### Goal of the exercise
Identify the line in which "Decode this image" appears, then reproduce that line and all remaining lines of the records word for word.

Data to examine section start

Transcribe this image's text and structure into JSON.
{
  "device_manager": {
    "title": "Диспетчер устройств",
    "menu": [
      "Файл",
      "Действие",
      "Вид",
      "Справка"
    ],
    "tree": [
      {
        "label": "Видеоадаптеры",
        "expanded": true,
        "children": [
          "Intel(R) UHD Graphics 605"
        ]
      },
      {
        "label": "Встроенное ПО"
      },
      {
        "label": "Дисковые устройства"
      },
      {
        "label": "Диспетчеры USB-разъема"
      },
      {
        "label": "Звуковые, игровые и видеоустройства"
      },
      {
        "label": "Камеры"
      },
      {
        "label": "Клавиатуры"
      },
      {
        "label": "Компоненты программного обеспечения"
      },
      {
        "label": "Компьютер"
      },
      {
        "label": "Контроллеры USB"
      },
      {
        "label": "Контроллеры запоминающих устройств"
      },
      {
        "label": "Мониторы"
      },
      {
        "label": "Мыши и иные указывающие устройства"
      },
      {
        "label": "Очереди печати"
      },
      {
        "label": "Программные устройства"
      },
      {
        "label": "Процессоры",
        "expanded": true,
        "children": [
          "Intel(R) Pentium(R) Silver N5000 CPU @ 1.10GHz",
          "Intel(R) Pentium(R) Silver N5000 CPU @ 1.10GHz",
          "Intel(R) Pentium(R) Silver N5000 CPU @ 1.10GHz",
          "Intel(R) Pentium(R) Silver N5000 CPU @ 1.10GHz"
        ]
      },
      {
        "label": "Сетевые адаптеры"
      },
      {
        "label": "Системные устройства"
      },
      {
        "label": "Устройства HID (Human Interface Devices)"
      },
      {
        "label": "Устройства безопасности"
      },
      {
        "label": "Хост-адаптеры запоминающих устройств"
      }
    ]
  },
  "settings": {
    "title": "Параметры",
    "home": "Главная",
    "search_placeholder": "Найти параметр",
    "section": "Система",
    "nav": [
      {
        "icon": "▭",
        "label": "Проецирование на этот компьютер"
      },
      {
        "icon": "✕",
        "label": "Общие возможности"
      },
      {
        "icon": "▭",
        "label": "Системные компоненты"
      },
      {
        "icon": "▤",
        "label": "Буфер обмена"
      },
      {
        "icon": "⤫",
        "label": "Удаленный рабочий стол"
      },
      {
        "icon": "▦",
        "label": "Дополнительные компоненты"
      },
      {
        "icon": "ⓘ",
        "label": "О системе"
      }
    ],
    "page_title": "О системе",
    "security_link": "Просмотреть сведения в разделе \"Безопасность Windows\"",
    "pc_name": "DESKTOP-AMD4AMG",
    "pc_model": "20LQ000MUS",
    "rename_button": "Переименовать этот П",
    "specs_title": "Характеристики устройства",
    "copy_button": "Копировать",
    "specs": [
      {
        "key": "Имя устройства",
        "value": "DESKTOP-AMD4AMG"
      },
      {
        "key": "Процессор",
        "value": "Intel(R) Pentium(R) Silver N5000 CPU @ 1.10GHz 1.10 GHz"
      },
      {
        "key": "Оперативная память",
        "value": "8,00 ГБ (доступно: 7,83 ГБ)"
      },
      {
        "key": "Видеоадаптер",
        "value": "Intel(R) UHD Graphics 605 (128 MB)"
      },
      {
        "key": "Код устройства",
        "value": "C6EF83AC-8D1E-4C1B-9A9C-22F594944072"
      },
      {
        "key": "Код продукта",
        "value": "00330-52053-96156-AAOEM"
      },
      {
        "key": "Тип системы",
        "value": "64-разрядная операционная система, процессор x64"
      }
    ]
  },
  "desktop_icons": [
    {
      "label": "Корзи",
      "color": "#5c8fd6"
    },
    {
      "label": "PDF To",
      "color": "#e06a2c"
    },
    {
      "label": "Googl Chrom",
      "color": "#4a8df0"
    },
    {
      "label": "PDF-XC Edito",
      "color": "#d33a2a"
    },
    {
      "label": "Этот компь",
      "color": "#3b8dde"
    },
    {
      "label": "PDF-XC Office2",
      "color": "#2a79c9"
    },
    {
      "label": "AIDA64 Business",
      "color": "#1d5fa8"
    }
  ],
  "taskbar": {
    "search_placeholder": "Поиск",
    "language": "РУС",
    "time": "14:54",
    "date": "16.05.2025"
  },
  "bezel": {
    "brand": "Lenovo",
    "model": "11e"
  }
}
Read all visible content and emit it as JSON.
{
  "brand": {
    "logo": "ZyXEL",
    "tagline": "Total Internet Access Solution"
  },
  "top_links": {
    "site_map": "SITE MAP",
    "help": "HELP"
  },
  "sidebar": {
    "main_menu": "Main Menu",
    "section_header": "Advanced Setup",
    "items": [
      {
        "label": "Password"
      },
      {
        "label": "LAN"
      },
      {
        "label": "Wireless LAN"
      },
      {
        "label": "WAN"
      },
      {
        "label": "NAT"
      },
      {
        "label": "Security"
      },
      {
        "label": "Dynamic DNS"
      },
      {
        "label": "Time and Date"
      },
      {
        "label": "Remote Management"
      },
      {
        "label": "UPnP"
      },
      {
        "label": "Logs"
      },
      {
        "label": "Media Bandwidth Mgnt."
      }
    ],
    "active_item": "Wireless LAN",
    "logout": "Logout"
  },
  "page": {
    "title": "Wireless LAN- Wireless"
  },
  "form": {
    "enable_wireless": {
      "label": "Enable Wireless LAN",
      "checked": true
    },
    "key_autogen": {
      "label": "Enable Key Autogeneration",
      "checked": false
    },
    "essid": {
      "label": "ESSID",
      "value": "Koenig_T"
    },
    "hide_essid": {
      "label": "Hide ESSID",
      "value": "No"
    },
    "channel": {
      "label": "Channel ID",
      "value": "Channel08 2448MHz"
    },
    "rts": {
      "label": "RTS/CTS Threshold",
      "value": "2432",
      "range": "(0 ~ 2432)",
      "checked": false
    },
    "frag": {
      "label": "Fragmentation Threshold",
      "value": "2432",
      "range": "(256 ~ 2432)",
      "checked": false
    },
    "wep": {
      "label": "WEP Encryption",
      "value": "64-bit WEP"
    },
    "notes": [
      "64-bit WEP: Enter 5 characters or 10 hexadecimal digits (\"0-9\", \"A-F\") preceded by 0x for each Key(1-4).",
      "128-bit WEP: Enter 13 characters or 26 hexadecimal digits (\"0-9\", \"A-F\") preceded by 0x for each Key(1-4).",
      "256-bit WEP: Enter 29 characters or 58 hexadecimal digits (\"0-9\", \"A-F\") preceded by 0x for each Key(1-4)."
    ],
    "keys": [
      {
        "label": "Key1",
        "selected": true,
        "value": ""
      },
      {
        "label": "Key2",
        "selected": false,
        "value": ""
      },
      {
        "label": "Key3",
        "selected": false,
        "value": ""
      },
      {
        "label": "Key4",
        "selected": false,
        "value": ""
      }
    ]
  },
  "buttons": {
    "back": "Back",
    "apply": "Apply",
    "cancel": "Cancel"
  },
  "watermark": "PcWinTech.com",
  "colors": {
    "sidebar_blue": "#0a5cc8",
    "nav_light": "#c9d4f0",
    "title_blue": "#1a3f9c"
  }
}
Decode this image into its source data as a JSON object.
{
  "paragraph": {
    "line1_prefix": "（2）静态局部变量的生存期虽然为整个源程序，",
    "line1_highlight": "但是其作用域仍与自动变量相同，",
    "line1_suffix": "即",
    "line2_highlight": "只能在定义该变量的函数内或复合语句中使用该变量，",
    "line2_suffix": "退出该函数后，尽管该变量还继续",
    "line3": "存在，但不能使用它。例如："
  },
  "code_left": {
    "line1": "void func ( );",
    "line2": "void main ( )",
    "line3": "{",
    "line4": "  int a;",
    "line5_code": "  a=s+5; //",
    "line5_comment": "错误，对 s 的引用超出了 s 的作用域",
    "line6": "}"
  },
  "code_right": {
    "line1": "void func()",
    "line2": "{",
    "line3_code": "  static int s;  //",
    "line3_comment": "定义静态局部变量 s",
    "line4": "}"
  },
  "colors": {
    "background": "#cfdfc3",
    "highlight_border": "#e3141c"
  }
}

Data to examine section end

### Result
Decode this image into its source data as a JSON object.
{
  "paragraph": {
    "line1_prefix": "（2）静态局部变量的生存期虽然为整个源程序，",
    "line1_highlight": "但是其作用域仍与自动变量相同，",
    "line1_suffix": "即",
    "line2_highlight": "只能在定义该变量的函数内或复合语句中使用该变量，",
    "line2_suffix": "退出该函数后，尽管该变量还继续",
    "line3": "存在，但不能使用它。例如："
  },
  "code_left": {
    "line1": "void func ( );",
    "line2": "void main ( )",
    "line3": "{",
    "line4": "  int a;",
    "line5_code": "  a=s+5; //",
    "line5_comment": "错误，对 s 的引用超出了 s 的作用域",
    "line6": "}"
  },
  "code_right": {
    "line1": "void func()",
    "line2": "{",
    "line3_code": "  static int s;  //",
    "line3_comment": "定义静态局部变量 s",
    "line4": "}"
  },
  "colors": {
    "background": "#cfdfc3",
    "highlight_border": "#e3141c"
  }
}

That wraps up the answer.